    Leafy vegetables, also called potherbs, green vegetables, greens, or leafy greens, are plant leaves cooked and eaten as a vegetable, sometimes accompanied by tender petioles and shoots. Although they come from a very wide variety of plants, most share a great deal with other leaf vegetables in nutrition and cooking methods.

    Nearly one thousand species of plants with edible leaves are known. Leafy vegetables most often come from short-lived herbaceous plants such as lettuce and spinach. Leafy vegetables are typically low in calories, low in fat, high in protein per calorie, high in dietary fiber, high in iron and calcium, and very high in phytochemicals such as vitamin C, carotenoids, lutein, folate as well as Vitamin K.

    Leafy vegetables may be stir-fried, stewed or steamed. Leafy vegetables stewed with pork are a traditional dish in soul food, and southern U.S. cuisine. They are also commonly eaten in a variety of South Asian dishes such as saag. Leafy greens can be used to wrap other ingredients like a tortilla. Most leafy vegetables can also be eaten raw, for example in sandwiches or salads.

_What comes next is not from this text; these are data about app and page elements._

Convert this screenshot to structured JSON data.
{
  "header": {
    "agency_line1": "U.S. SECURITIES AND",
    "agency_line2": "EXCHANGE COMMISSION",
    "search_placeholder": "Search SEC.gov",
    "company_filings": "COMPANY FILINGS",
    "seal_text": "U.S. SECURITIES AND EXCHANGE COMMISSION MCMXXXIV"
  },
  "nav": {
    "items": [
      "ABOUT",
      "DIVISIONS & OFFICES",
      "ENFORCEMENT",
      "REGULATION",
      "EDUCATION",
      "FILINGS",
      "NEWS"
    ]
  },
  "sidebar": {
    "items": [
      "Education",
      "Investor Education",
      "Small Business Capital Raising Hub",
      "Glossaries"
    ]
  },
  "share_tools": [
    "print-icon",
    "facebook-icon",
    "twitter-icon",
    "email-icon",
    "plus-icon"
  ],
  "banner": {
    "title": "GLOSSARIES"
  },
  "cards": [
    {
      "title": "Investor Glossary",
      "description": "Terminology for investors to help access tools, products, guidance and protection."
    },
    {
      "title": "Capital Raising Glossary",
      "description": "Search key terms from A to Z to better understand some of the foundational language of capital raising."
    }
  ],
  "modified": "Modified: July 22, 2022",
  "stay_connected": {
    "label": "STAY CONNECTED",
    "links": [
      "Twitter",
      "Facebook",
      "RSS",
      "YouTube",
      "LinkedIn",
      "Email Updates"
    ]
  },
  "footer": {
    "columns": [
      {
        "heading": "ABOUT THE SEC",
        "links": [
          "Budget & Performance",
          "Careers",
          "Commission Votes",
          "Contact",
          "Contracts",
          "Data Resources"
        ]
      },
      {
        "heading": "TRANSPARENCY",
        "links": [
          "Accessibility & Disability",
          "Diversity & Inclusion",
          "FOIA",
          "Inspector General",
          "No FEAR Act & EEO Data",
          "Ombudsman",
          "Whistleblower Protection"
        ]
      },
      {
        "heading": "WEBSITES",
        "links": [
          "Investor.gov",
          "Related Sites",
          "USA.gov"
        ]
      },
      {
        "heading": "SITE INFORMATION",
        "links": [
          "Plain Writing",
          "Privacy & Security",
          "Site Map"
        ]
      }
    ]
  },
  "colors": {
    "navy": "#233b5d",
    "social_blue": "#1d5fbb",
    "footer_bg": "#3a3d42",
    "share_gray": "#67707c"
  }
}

A green smoothie enables large quantities of raw leafy greens to be consumed by blending the leaves with fruit and water.